How to obtain benefits for cold injuries

Some service members have been exposed to extreme cold in combat and military training missions. The major cold injuries they suffer include frostbite, non-freezing cold injuries, immersion foot (formerly called trench foot) and hypothermia. The risk of cold injury depends on several environmental conditions including temperature, wind and moisture, in combination with physical activity, the duration of exposure and amount of protection. The individual’s level of fitness and cold susceptibility also contribute to the risk. If you are concerned about health problems associated with cold injuries, talk to your health care provider or local VA environmental health coordinator who can be located at Veterans may have been exposed to extreme cold without adequate protection during:

• World War II: The Battle of the Bulge, fought in December 1944 through January 1945 under conditions of extreme cold.

• Korean War: The Chosin Reservoir Campaign, conducted from October 1950 through December 1950 in temperatures that dropped to 50 degrees below zero, with a wind chill factor of 100 degrees below zero.

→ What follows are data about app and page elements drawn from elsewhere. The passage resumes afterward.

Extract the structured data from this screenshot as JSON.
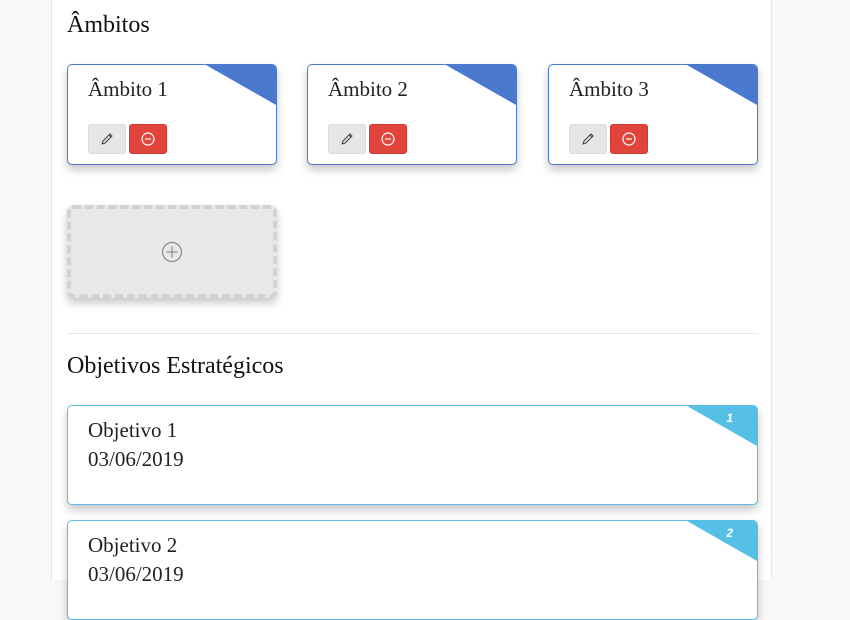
{
  "ambitos": {
    "title": "Âmbitos",
    "items": [
      {
        "label": "Âmbito 1"
      },
      {
        "label": "Âmbito 2"
      },
      {
        "label": "Âmbito 3"
      }
    ],
    "edit_icon": "pencil-icon",
    "remove_icon": "minus-circle-icon",
    "add_icon": "plus-circle-icon"
  },
  "objetivos": {
    "title": "Objetivos Estratégicos",
    "items": [
      {
        "label": "Objetivo 1",
        "date": "03/06/2019",
        "number": "1"
      },
      {
        "label": "Objetivo 2",
        "date": "03/06/2019",
        "number": "2"
      }
    ]
  },
  "colors": {
    "ambito_accent": "#4a79cf",
    "objetivo_accent": "#56bfe6",
    "remove_button": "#e0443a"
  }
}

• Operation Enduring Freedom (OEF) in Afghanistan and other campaigns or circumstances during military service, including training.

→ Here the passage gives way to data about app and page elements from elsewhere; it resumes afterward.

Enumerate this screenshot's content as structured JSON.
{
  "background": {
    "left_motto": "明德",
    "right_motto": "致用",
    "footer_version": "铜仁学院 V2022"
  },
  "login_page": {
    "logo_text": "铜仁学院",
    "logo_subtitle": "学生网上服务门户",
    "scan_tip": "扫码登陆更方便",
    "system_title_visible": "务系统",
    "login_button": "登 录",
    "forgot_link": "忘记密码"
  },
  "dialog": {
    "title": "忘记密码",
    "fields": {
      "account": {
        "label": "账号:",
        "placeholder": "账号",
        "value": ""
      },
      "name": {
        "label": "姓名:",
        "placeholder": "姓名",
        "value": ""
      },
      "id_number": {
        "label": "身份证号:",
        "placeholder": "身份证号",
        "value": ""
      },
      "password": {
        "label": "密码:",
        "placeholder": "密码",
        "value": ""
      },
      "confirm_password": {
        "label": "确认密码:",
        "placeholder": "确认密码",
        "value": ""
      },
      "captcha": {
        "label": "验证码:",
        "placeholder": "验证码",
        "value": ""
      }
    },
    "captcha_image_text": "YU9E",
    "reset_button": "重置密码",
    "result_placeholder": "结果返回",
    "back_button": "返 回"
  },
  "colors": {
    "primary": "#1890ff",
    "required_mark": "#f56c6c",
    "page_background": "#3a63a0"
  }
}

Cold injuries may result in long-term health problems, including the following signs and symptoms (at the site of exposure):

• Changes in muscle, skin, nails, ligaments, and bones.

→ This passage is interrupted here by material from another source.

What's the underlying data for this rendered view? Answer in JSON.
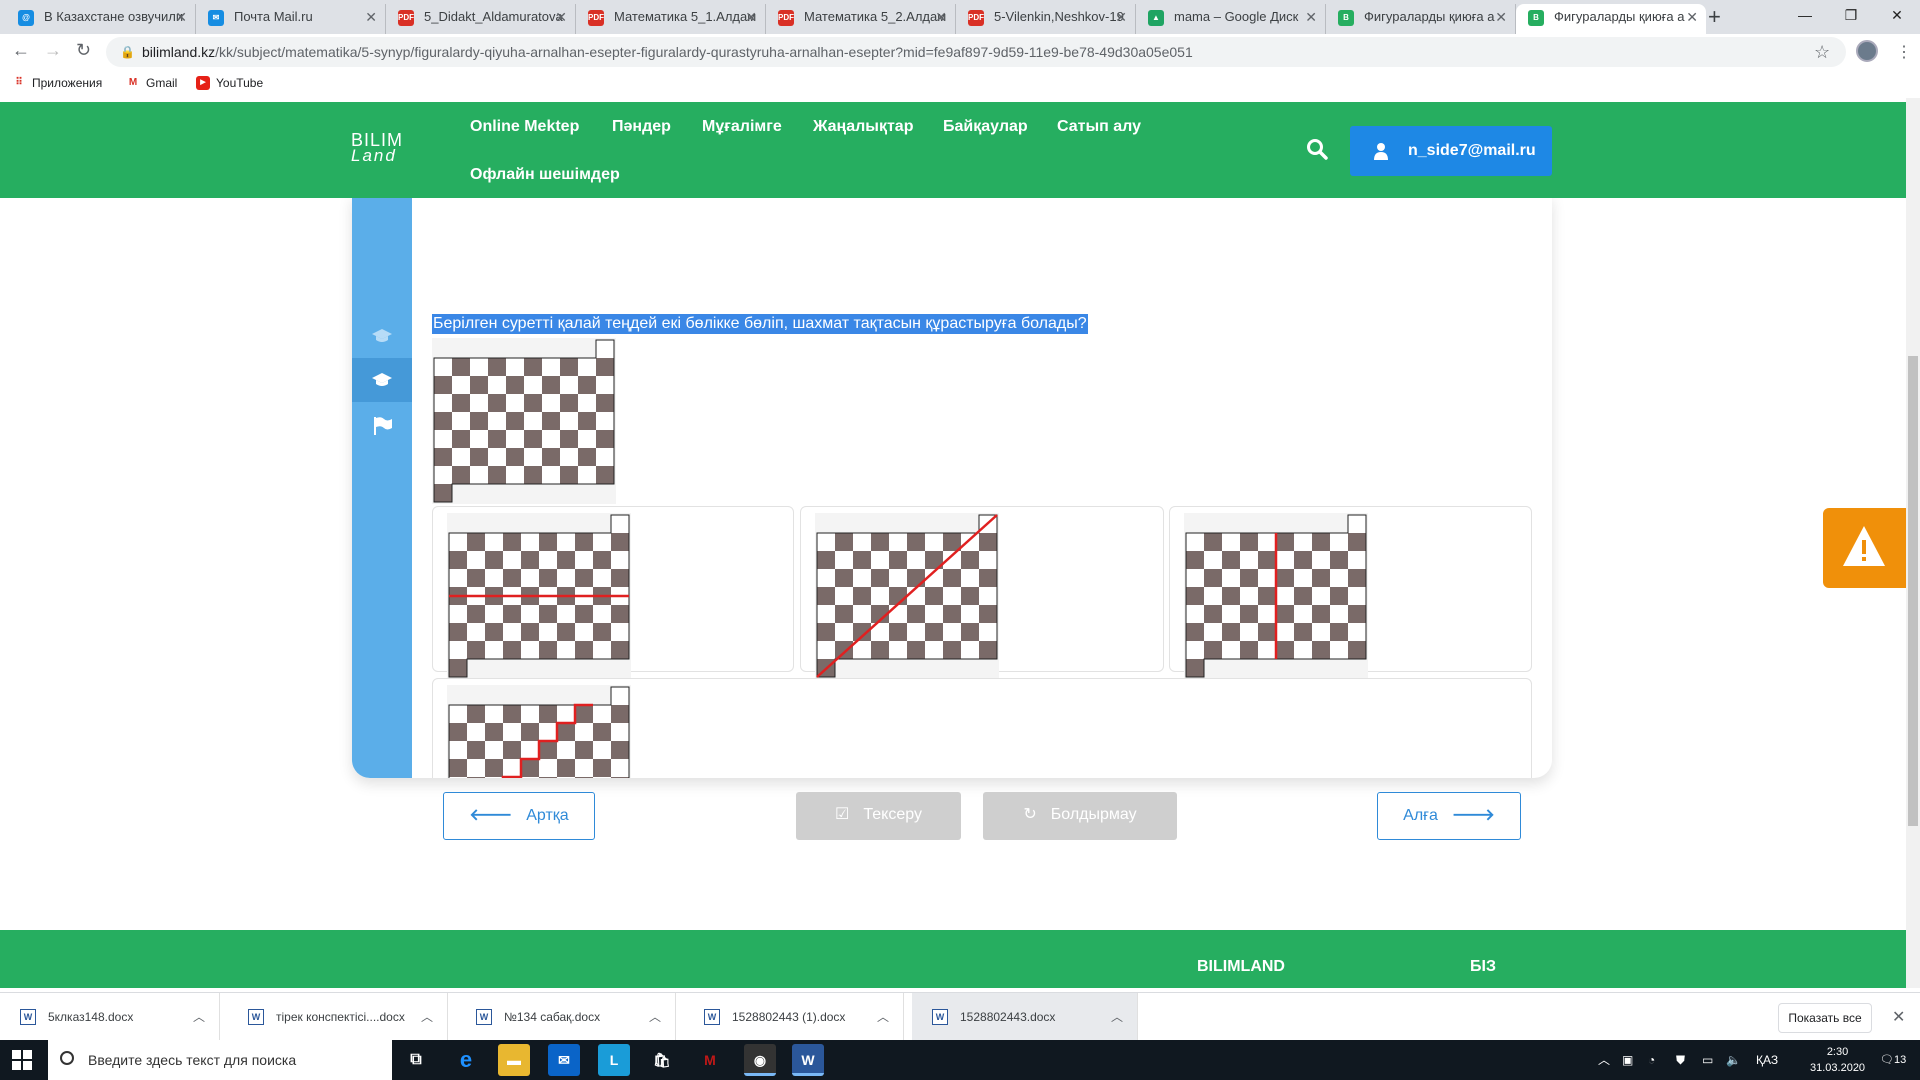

• Skin cancer in frostbite scars.

• Neurologic injury with symptoms such as bouts of pain in the extremities, hot or cold tingling sensations, and numbness.

• Vascular injury with Raynaud’s Phenomenon with symptoms such as extremities becoming painful and white or discolored when cold.

VA has developed a guide for clinicians on how to diagnose and treat cold injuries. The guide is available at

VA offers a variety of healthcare benefits to eligible veterans. For additional info on this, refer to If you are not enrolled in the VA healthcare system, find out if you qualify for VA health care.

Veterans may file a claim for disability compensation for health problems they believe are related to cold injuries during military service. VA decides these claims on a case-by-case basis.

Further information 

For further information on VA benefits, call or stop by the Archuleta County Veterans Service Office, located at the Senior Center in the Ross Aragon Community Center on Hot Springs Boulevard.

The best way to contact me is to set up an appointment at home or in the office so I can schedule a specific time in order to answer and assist each veteran in Archuleta County.

I will be out of the office on the following days for regularly scheduled meetings:

• Vets4Vets: Tuesday mornings, 9 a.m.-noon.

• Arboles Community Center, first and third Thursdays. Back around 2 p.m.

• Pagosa Outreach Connection, 8:30-10 a.m. every Thursday.

• Home visits/Pine Ridge outreach, second and fourth Thursdays, back at 2 p.m.

The office number is 264-4013, fax number is 264-4014, cell number is 946-3590 and email is The office is open from 8 a.m. to 4 p.m. Monday through Friday. Bring your DD Form 214 (Discharge) for completing applications to VA programs or benefits for which the veteran may be entitled to, and a copy for filing in the Archuleta County VSO office. If the office is closed, I am out assisting veterans; leave me a message and phone number to contact you.

Veterans’ groups

The following veterans’ groups meet in Pagosa Springs:

• American Legion Post 108: second Wednesday of the month at 7 p.m., 287 Hermosa St.

• American Legion Post 108 Ladies Auxiliary: second Tuesday of the month at 4 p.m., 287 Hermosa St.

• Veterans for Veterans: every Tuesday at 10 a.m., Quality Resort.

• Women’s Group of Spouses of Veterans: every other Monday at 6 p.m., St. Patrick’s Episcopal Parish Hall, 225 S. Pagosa Blvd. Contact Charlotte: 731-1025.

• Point Man Ministries’ Breakfast for Veterans at 8:30 a.m. each Tuesday at Buffalo Inn, 164 N. Pagosa Blvd. Contact Vincent: 731-2769,

This story was posted on April 17, 2014.